DC offset issues - Help! - Dean GA40R

This old topic is closed. If you want to reopen this topic, contact a moderator using the "Report Post" button.
I have a solid-state Dean GA40R guitar amp. When I turn it on with no inputs and all the knobs at 0 I get this huge hum/buzz coming from the speaker. The amp has been sitting for a couple of years and from what I remember, there used to be a pop or buzz sound everytime I turned it on for a split second. I don't know if that is useful information. When turned on the speaker only pushes out, which from what I have been able to gather online, means it has a DC offset. I have used a multimeter which for DC purposes can only read DCV (DC Volts) and DCmA (DC miliamps). From what I have read so far, DCmV (DC milivolts) is what I am trying to read. When I use the setting of DCV on my multimeter I get a reading off of the negative and positive speaker terminals of about 24 DCV. Would this be the the same as 2,400 DCmV? and if so, would this indicate a huge DC offset?

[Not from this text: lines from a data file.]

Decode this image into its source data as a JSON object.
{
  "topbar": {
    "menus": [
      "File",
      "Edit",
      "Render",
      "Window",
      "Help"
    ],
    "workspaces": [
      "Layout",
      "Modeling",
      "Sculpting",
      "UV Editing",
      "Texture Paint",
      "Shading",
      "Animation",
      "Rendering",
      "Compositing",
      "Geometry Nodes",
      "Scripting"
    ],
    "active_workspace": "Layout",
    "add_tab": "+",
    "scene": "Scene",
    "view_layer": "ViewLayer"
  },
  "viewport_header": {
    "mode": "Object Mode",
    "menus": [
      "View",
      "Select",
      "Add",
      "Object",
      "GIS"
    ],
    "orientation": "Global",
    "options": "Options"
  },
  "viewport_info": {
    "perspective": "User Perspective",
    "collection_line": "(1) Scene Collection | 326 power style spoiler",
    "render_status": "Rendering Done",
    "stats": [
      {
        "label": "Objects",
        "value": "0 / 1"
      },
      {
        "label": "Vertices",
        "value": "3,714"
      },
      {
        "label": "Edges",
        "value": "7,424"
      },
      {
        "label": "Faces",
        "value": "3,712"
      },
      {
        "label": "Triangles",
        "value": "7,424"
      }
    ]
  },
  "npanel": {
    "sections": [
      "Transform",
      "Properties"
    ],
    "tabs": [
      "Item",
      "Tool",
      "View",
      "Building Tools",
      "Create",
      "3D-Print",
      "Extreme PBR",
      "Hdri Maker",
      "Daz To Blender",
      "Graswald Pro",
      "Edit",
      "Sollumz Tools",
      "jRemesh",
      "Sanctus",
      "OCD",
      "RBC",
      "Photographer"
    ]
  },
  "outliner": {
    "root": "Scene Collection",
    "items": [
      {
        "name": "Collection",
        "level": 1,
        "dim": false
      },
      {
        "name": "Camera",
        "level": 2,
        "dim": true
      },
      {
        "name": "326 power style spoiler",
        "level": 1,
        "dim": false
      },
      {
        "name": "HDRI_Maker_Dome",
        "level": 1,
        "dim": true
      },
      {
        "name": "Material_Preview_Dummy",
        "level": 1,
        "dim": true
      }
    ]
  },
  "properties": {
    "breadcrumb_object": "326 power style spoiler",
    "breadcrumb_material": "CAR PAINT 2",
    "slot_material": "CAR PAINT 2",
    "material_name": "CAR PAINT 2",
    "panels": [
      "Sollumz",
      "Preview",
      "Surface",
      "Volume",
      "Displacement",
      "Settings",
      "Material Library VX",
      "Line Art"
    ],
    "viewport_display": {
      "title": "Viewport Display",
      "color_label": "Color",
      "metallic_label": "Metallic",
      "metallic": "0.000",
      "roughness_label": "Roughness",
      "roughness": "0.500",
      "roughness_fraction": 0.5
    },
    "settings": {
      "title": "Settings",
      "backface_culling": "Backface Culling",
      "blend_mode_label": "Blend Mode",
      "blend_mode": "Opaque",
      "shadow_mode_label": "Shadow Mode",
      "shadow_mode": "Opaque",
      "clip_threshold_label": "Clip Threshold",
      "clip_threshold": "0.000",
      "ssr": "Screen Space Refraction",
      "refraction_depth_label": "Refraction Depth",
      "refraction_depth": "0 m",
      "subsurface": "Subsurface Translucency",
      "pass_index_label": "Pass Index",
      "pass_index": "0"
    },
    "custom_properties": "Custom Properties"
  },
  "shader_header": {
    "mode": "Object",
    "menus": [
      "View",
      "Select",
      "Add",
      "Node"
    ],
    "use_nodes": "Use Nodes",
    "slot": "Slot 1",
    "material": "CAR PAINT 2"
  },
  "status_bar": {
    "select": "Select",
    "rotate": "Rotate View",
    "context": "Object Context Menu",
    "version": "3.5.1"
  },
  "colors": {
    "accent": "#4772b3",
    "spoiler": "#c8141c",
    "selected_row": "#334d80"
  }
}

Also, I cant find any useful schematic info or user manuals for this amp. If anyone knows where to find some or has more info on it that would be great.

Once I figure out if this is a correct DC offset reading, where do I go from there on troubleshooting? I am pretty new to this, but am pretty interested in tinkering around with it, I have knack for repairs.

Any information is appreciated. Thanks!
24 VDC is 24,000mVdc

Your speaker may be permanently damaged with this level of voltage applied.

Disconnect the speaker and put in a 100W light bulb for a load until you fix it.

24VDC is not what I would call an offset issue...I would call it broken.

A schematic would really help and you may have to try to trace the circuit out to get an idea what it is supposed to be.

Or you could get the part numbers of all of the transistors and measure the voltages on them and see if the numbers make sense with how they should be hooked up.

Hope that helps a little.

I have a speaker of no use attached for quick on/off tests to see if the problem is still occurring.

Of the three transistors, I am only getting a reading from two. I am unsure of this reading because it spikes on my multimeter and sparks at the connection. Could the one transistor giving me no reading be the problem? or is it more likely that the underlying problem is whatever caused it to blow to begin with?

I have scoured the internet in search of a schematic. Are there any websites in particular that would be of aid?
Well, now when I turn it on after a second I get smoke from the middle control knob and from set of wires going to the line-out and external speaker inputs. This amp might just be near death or should be taken to a professional at this point I'm assuming.
This old topic is closed. If you want to reopen this topic, contact a moderator using the "Report Post" button.